The Oct. 12 meeting was supposed to be Melecio Andazola Morales' last official interview before being approved for permanent residency in the U.S.

"He was really excited," Marquez, a senior at Yale University, told As It Happens host Carol off. "You know, making plans for the future, assuming that he was going to have his green card."

Instead, he was arrested by three Immigration and Customs Enforcement (ICE) officers and placed in a detainment centre, from which he faces deportation to Mexico.

"He's a little bit anxious, has been having trouble sleeping, but is hopeful that he'll get out soon and wants to be with his family soon," Marquez said.

She's written about the experience in a New York Times opinion piece called "I Accidentally Turned My Dad In to Immigration Services."

Morales, a father of four, is the sole breadwinner for his family. He's been living, working and paying taxes in the U.S. since 1998 and has no criminal record, Marquez said.

While Marquez and her siblings are U.S. citizens, she said her father's undocumented status has always loomed over her family. 

She remembers being little and driving to the mall with her parents and grandmother.

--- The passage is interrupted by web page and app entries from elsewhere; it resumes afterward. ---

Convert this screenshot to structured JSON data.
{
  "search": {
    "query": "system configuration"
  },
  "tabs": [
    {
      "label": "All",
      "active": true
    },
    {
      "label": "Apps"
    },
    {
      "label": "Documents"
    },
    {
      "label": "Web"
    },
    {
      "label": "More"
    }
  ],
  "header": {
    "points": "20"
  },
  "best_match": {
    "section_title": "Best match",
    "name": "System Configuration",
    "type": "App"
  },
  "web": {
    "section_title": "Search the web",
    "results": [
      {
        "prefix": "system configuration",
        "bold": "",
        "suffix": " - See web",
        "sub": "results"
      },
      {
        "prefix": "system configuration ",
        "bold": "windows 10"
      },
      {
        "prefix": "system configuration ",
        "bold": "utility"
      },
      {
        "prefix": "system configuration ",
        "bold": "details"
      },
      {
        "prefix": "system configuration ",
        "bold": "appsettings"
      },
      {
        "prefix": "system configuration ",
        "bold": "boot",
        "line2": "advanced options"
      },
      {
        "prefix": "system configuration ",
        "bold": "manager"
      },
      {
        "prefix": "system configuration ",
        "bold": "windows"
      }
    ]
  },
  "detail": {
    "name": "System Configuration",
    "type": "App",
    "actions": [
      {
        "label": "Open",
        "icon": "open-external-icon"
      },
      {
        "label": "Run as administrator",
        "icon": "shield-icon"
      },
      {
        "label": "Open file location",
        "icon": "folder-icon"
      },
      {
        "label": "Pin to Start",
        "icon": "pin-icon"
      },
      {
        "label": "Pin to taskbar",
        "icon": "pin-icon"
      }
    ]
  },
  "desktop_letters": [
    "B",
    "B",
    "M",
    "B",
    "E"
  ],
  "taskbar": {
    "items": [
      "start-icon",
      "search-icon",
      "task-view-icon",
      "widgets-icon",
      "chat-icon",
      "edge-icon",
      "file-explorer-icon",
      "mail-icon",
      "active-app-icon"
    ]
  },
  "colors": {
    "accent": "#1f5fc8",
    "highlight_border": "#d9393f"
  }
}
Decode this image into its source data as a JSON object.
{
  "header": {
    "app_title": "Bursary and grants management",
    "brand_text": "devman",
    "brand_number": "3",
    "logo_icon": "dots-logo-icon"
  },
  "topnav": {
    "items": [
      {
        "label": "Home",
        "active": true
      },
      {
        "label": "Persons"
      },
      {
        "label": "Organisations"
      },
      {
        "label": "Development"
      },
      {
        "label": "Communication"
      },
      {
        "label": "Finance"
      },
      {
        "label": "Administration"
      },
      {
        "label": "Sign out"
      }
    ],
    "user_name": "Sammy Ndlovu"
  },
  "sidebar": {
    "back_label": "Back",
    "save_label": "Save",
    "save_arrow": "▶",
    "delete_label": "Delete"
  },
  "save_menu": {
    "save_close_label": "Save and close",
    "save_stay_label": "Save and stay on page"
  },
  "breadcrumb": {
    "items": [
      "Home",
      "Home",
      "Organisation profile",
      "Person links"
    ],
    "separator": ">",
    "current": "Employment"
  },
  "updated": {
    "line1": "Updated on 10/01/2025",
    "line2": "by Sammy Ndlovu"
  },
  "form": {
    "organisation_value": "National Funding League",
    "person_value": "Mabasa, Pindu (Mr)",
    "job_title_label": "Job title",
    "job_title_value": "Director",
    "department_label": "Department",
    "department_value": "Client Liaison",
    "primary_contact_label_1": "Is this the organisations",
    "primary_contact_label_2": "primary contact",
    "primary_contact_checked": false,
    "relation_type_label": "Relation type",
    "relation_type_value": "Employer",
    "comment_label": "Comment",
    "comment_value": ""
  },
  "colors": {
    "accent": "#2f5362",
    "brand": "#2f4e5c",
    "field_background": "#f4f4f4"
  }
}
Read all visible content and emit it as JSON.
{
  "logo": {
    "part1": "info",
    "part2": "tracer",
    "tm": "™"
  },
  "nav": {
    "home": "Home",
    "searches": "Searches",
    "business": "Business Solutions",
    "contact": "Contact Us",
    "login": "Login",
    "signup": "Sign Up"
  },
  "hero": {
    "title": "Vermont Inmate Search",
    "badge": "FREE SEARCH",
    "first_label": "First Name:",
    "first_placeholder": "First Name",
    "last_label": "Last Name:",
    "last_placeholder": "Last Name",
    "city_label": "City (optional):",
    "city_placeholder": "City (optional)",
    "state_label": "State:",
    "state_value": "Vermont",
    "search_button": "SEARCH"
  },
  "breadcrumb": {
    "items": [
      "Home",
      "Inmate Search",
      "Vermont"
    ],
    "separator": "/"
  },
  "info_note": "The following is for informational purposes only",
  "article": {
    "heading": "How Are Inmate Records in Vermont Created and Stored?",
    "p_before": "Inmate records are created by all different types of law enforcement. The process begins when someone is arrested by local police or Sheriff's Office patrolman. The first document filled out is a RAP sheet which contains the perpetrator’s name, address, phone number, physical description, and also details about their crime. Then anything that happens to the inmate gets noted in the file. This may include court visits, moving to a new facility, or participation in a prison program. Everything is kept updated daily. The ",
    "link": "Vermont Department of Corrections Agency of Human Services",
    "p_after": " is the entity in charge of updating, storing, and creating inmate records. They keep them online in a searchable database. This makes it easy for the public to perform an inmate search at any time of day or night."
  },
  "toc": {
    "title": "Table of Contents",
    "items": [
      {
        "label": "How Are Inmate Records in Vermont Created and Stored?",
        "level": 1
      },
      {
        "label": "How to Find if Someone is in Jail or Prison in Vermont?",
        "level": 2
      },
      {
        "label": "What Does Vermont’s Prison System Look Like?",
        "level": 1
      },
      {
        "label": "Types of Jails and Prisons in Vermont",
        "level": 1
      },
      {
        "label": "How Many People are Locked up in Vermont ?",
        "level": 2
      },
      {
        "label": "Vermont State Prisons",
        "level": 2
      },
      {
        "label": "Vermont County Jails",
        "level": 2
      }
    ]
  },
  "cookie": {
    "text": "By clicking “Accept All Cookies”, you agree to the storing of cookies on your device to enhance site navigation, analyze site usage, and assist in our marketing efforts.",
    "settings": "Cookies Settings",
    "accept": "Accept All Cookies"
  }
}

In the parking lot, her parents noticed there were ICE officials in the mall and started whispering about "la migra." 

"They just explained, 'Well, we can't go in with you, but you can go in with your grandma,'" Marquez said. "That's kind of when I realized that there was difference between me and my parents and how we were living in the U.S."

Morales, centre, is the sole breadwinner for his family. (Submitted by Viviana Andazola Marquez)

As soon as she turned 21, Marquez petitioned the government to change her father's immigration status — a process he began himself in 2001. 

Two weeks ago, they arrived at what they believed to be the last leg of the long journey.

"I went in with the full understanding that my dad was going to walk out of there with a green card, but when we arrived, things were a little bit suspicious," Marquez said.

The immigration official didn't want her in the room during the interview. She relented, but after the interview was over, the official again asked Marquez to step outside.

"I left the room kind of confused, but also was like, 'Oh, you know, maybe I'm just being paranoid,'" she said. "And then, about 20 minutes later, the lawyer came out and informed me that three ICE officials had detained my dad."

There's just no way that I could have anticipated that us trying to do right by the law and trying to change his status would result in this outcome.- Viviana Andazola Marquez 

ICE confirmed the arrest in a statement to the Denver Post.

"Mr. Andazola was previously deported from the United States in March 1997," ICE spokesman Gregory Palmore said.

"His previous removal order has been reinstated, and he remains in ICE custody pending his removal from the United States."

Hans Meyer, Morales' new immigration attorney, told the Post she is petitioning authorities to grant him a stay and reopen his case.

The arrest comes amid a crackdown on undocumented immigrants in the U.S. under President Donald Trump.

Earlier this year, U.S. immigration officials arrested a woman in an El Paso, Texas, courthouse moments after she was granted a restraining order against an abusive partner.

In February, ICE arrested a Seattle man who was working legally in the country under the Deferred Action for Childhood Arrivals program and deported an Arizona mother who had been checking in regularly with immigration authorities for eight years.

"I'd seen some news reports about ICE deploying these sort of tactics, but I was like, there's just no way. My dad did everything right. He has no record. There's just like no way they can detain him," Marquez said.

"There's just no way that I could have anticipated that us trying to do right by the law and trying to change his status would result in this outcome."